- Directions: The answer must be the full data, restated word for word, with no pictures in it.

* * *

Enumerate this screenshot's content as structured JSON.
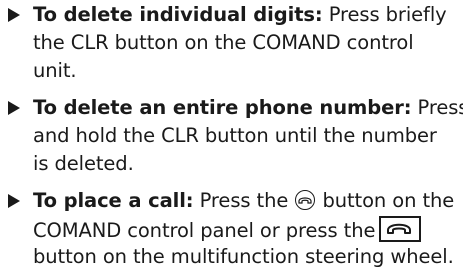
{
  "instructions": [
    {
      "bold": "To delete individual digits:",
      "line1_rest": " Press briefly",
      "line2": "the CLR button on the COMAND control",
      "line3": "unit."
    },
    {
      "bold": "To delete an entire phone number:",
      "line1_rest": " Press",
      "line2": "and hold the CLR button until the number",
      "line3": "is deleted."
    },
    {
      "bold": "To place a call:",
      "line1_pre_icon": " Press the ",
      "line1_post_icon": " button on the",
      "line2_pre_icon": "COMAND control panel or press the",
      "line3": "button on the multifunction steering wheel."
    }
  ],
  "icons": {
    "control_panel_call_button": "phone-handset-round-icon",
    "steering_wheel_call_button": "phone-handset-box-icon"
  }
}
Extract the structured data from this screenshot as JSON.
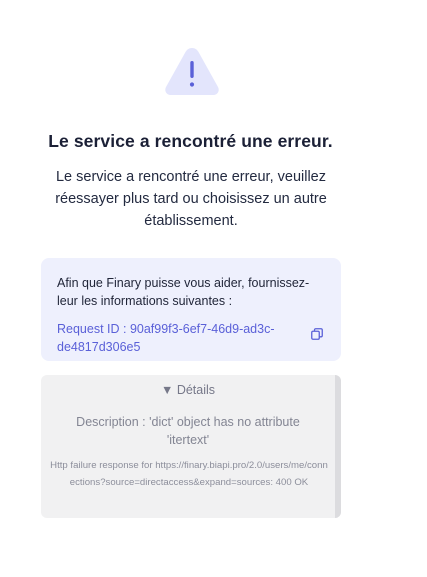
{
  "icons": {
    "warning": "warning-triangle-icon",
    "copy": "copy-icon",
    "toggle": "triangle-down-icon"
  },
  "colors": {
    "warning_fill": "#e3e5fc",
    "warning_mark": "#5a60d8",
    "accent": "#5a60d8",
    "title": "#1b2036",
    "info_bg": "#eef0fd",
    "details_bg": "#f1f1f2"
  },
  "error": {
    "title": "Le service a rencontré une erreur.",
    "message": "Le service a rencontré une erreur, veuillez réessayer plus tard ou choisissez un autre établissement."
  },
  "info": {
    "text": "Afin que Finary puisse vous aider, fournissez-leur les informations suivantes :",
    "request_id": "Request ID : 90af99f3-6ef7-46d9-ad3c-de4817d306e5"
  },
  "details": {
    "toggle_label": "▼ Détails",
    "description": "Description : 'dict' object has no attribute 'itertext'",
    "http": "Http failure response for https://finary.biapi.pro/2.0/users/me/connections?source=directaccess&expand=sources: 400 OK"
  }
}
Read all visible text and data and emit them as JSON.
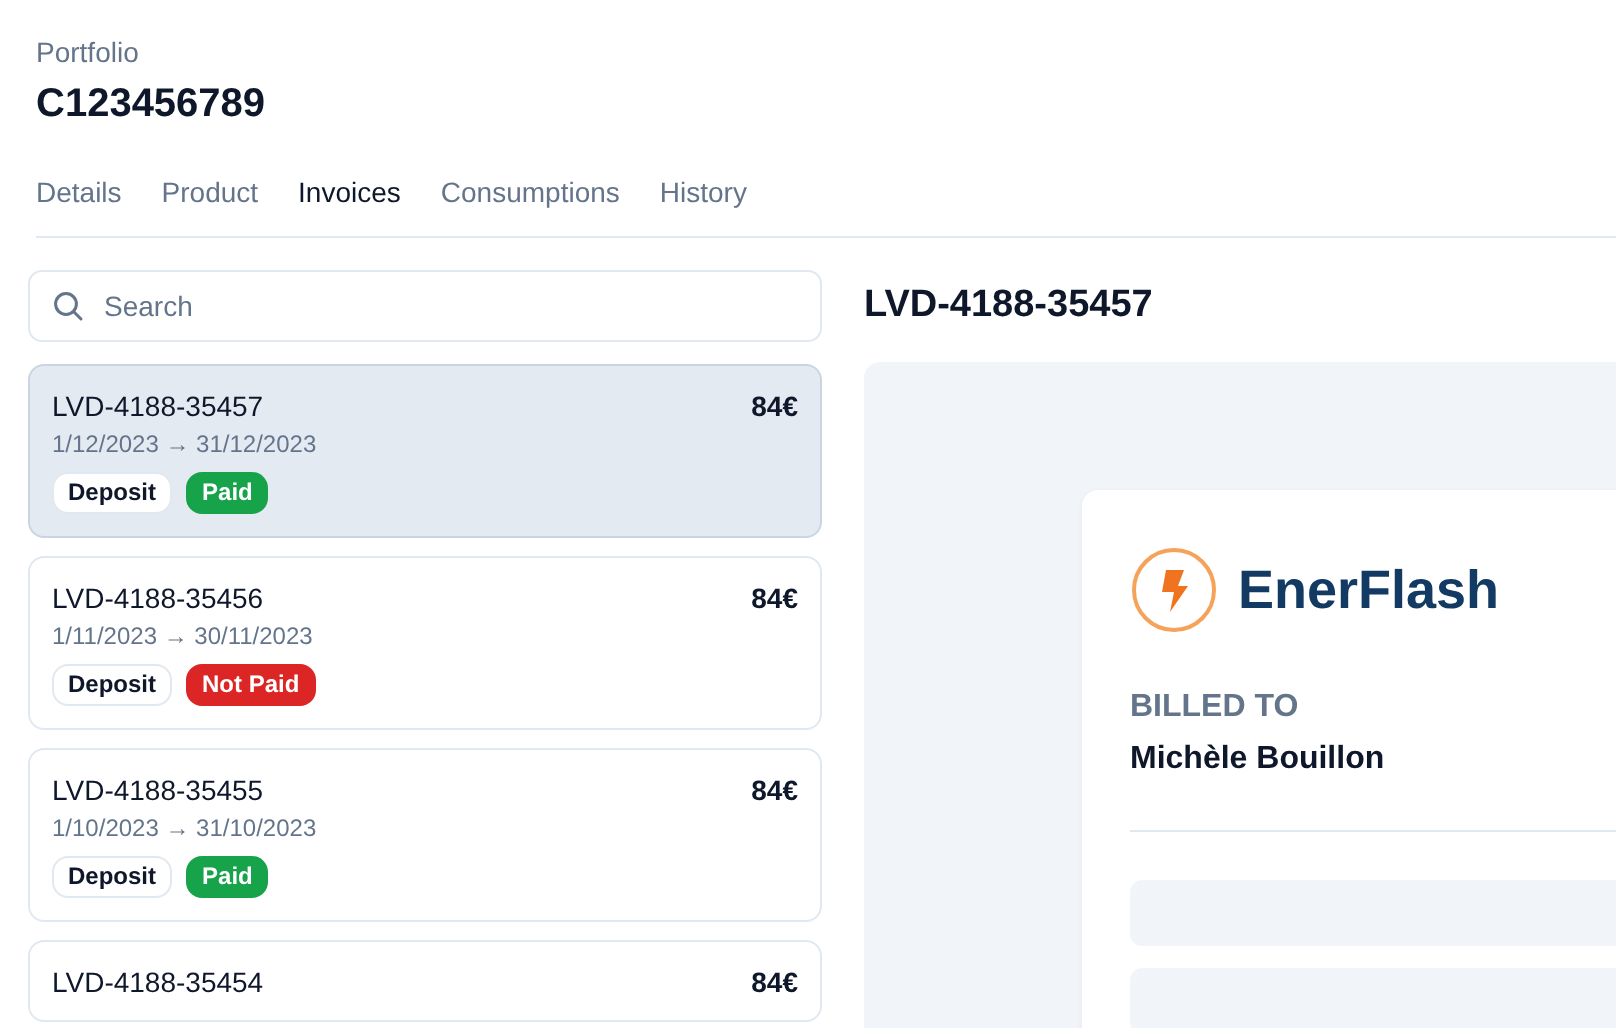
{
  "header": {
    "label": "Portfolio",
    "title": "C123456789"
  },
  "tabs": [
    {
      "label": "Details",
      "selected": false
    },
    {
      "label": "Product",
      "selected": false
    },
    {
      "label": "Invoices",
      "selected": true
    },
    {
      "label": "Consumptions",
      "selected": false
    },
    {
      "label": "History",
      "selected": false
    }
  ],
  "search": {
    "placeholder": "Search"
  },
  "invoices": [
    {
      "number": "LVD-4188-35457",
      "amount": "84€",
      "period": "1/12/2023 → 31/12/2023",
      "selected": true,
      "tags": [
        {
          "label": "Deposit",
          "kind": "outline"
        },
        {
          "label": "Paid",
          "kind": "success"
        }
      ]
    },
    {
      "number": "LVD-4188-35456",
      "amount": "84€",
      "period": "1/11/2023 → 30/11/2023",
      "selected": false,
      "tags": [
        {
          "label": "Deposit",
          "kind": "outline"
        },
        {
          "label": "Not Paid",
          "kind": "danger"
        }
      ]
    },
    {
      "number": "LVD-4188-35455",
      "amount": "84€",
      "period": "1/10/2023 → 31/10/2023",
      "selected": false,
      "tags": [
        {
          "label": "Deposit",
          "kind": "outline"
        },
        {
          "label": "Paid",
          "kind": "success"
        }
      ]
    },
    {
      "number": "LVD-4188-35454",
      "amount": "84€",
      "selected": false
    }
  ],
  "preview": {
    "title": "LVD-4188-35457",
    "brand": "EnerFlash",
    "billed_to_label": "BILLED TO",
    "billed_to_name": "Michèle Bouillon"
  }
}
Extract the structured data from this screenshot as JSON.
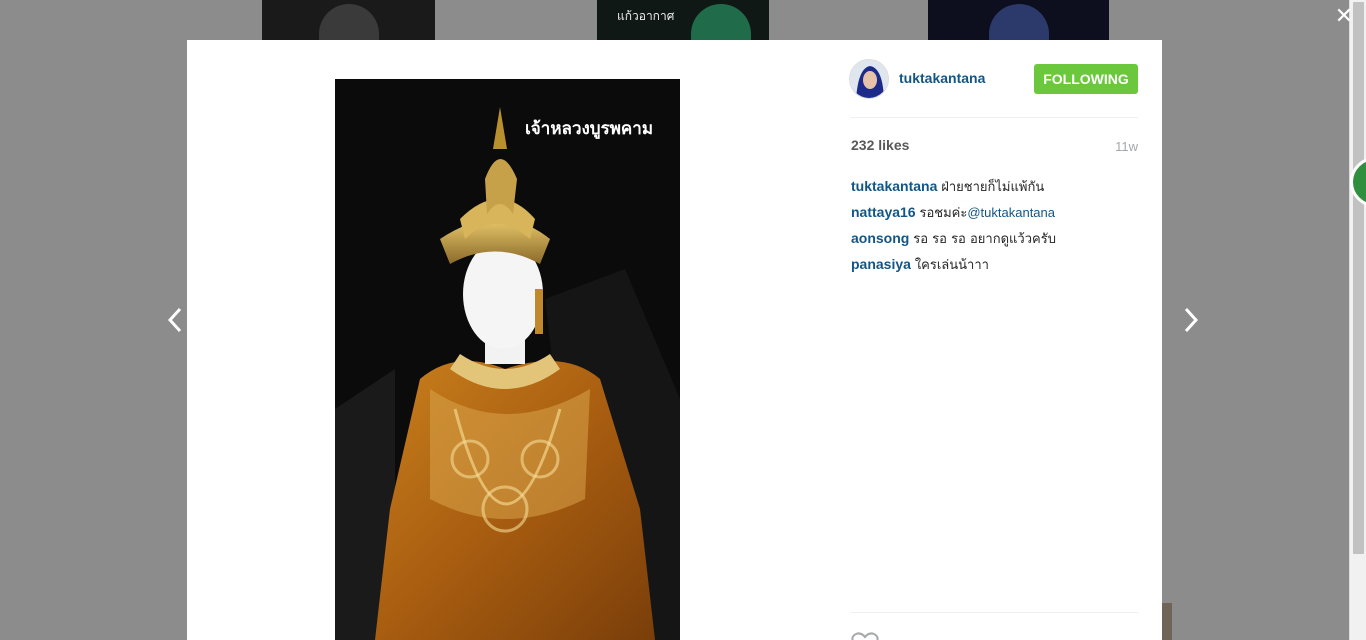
{
  "background": {
    "thumbnail_texts": [
      "แก้วอากาศ"
    ]
  },
  "overlay": {
    "close_glyph": "✕"
  },
  "post": {
    "photo_caption": "เจ้าหลวงบูรพคาม",
    "author": "tuktakantana",
    "follow_label": "FOLLOWING",
    "likes": "232 likes",
    "age": "11w",
    "comments": [
      {
        "user": "tuktakantana",
        "text": "ฝ่ายชายก็ไม่แพ้กัน",
        "mention": ""
      },
      {
        "user": "nattaya16",
        "text": "รอชมค่ะ",
        "mention": "@tuktakantana"
      },
      {
        "user": "aonsong",
        "text": "รอ รอ รอ อยากดูแว้วครับ",
        "mention": ""
      },
      {
        "user": "panasiya",
        "text": "ใครเล่นน้าาา",
        "mention": ""
      }
    ]
  },
  "icons": {
    "close": "close-icon",
    "prev": "chevron-left-icon",
    "next": "chevron-right-icon",
    "like": "heart-icon"
  },
  "colors": {
    "follow_button": "#6bc83c",
    "username": "#125688",
    "overlay": "#8c8c8c"
  }
}
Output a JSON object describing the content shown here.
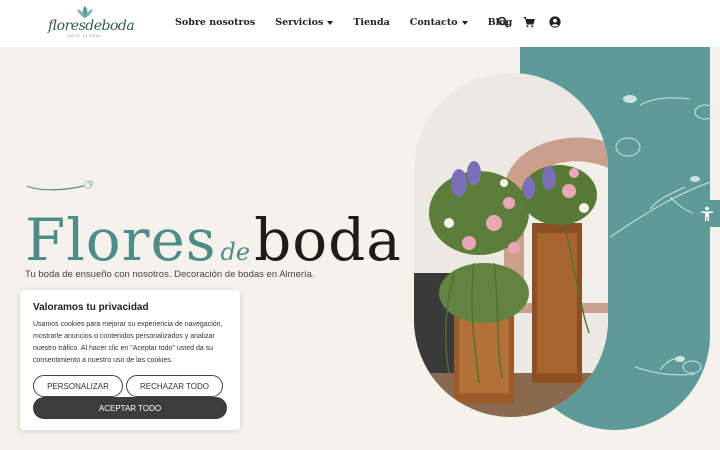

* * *

- Response to this exercise:
Enumerate this screenshot's content as structured JSON.
{
  "instructions": [
    {
      "bold": "To delete individual digits:",
      "line1_rest": " Press briefly",
      "line2": "the CLR button on the COMAND control",
      "line3": "unit."
    },
    {
      "bold": "To delete an entire phone number:",
      "line1_rest": " Press",
      "line2": "and hold the CLR button until the number",
      "line3": "is deleted."
    },
    {
      "bold": "To place a call:",
      "line1_pre_icon": " Press the ",
      "line1_post_icon": " button on the",
      "line2_pre_icon": "COMAND control panel or press the",
      "line3": "button on the multifunction steering wheel."
    }
  ],
  "icons": {
    "control_panel_call_button": "phone-handset-round-icon",
    "steering_wheel_call_button": "phone-handset-box-icon"
  }
}
Extract the structured data from this screenshot as JSON.
{
  "icons": {
    "warning": "warning-triangle-icon",
    "copy": "copy-icon",
    "toggle": "triangle-down-icon"
  },
  "colors": {
    "warning_fill": "#e3e5fc",
    "warning_mark": "#5a60d8",
    "accent": "#5a60d8",
    "title": "#1b2036",
    "info_bg": "#eef0fd",
    "details_bg": "#f1f1f2"
  },
  "error": {
    "title": "Le service a rencontré une erreur.",
    "message": "Le service a rencontré une erreur, veuillez réessayer plus tard ou choisissez un autre établissement."
  },
  "info": {
    "text": "Afin que Finary puisse vous aider, fournissez-leur les informations suivantes :",
    "request_id": "Request ID : 90af99f3-6ef7-46d9-ad3c-de4817d306e5"
  },
  "details": {
    "toggle_label": "▼ Détails",
    "description": "Description : 'dict' object has no attribute 'itertext'",
    "http": "Http failure response for https://finary.biapi.pro/2.0/users/me/connections?source=directaccess&expand=sources: 400 OK"
  }
}
Read all visible text and data and emit them as JSON.
{
  "header": {
    "label": "Portfolio",
    "title": "C123456789"
  },
  "tabs": [
    {
      "label": "Details",
      "selected": false
    },
    {
      "label": "Product",
      "selected": false
    },
    {
      "label": "Invoices",
      "selected": true
    },
    {
      "label": "Consumptions",
      "selected": false
    },
    {
      "label": "History",
      "selected": false
    }
  ],
  "search": {
    "placeholder": "Search"
  },
  "invoices": [
    {
      "number": "LVD-4188-35457",
      "amount": "84€",
      "period": "1/12/2023 → 31/12/2023",
      "selected": true,
      "tags": [
        {
          "label": "Deposit",
          "kind": "outline"
        },
        {
          "label": "Paid",
          "kind": "success"
        }
      ]
    },
    {
      "number": "LVD-4188-35456",
      "amount": "84€",
      "period": "1/11/2023 → 30/11/2023",
      "selected": false,
      "tags": [
        {
          "label": "Deposit",
          "kind": "outline"
        },
        {
          "label": "Not Paid",
          "kind": "danger"
        }
      ]
    },
    {
      "number": "LVD-4188-35455",
      "amount": "84€",
      "period": "1/10/2023 → 31/10/2023",
      "selected": false,
      "tags": [
        {
          "label": "Deposit",
          "kind": "outline"
        },
        {
          "label": "Paid",
          "kind": "success"
        }
      ]
    },
    {
      "number": "LVD-4188-35454",
      "amount": "84€",
      "selected": false
    }
  ],
  "preview": {
    "title": "LVD-4188-35457",
    "brand": "EnerFlash",
    "billed_to_label": "BILLED TO",
    "billed_to_name": "Michèle Bouillon"
  }
}
Extract the structured data from this screenshot as JSON.
{
  "background": {
    "thumbnail_texts": [
      "แก้วอากาศ"
    ]
  },
  "overlay": {
    "close_glyph": "✕"
  },
  "post": {
    "photo_caption": "เจ้าหลวงบูรพคาม",
    "author": "tuktakantana",
    "follow_label": "FOLLOWING",
    "likes": "232 likes",
    "age": "11w",
    "comments": [
      {
        "user": "tuktakantana",
        "text": "ฝ่ายชายก็ไม่แพ้กัน",
        "mention": ""
      },
      {
        "user": "nattaya16",
        "text": "รอชมค่ะ",
        "mention": "@tuktakantana"
      },
      {
        "user": "aonsong",
        "text": "รอ รอ รอ อยากดูแว้วครับ",
        "mention": ""
      },
      {
        "user": "panasiya",
        "text": "ใครเล่นน้าาา",
        "mention": ""
      }
    ]
  },
  "icons": {
    "close": "close-icon",
    "prev": "chevron-left-icon",
    "next": "chevron-right-icon",
    "like": "heart-icon"
  },
  "colors": {
    "follow_button": "#6bc83c",
    "username": "#125688",
    "overlay": "#8c8c8c"
  }
}
Output a JSON object describing the content shown here.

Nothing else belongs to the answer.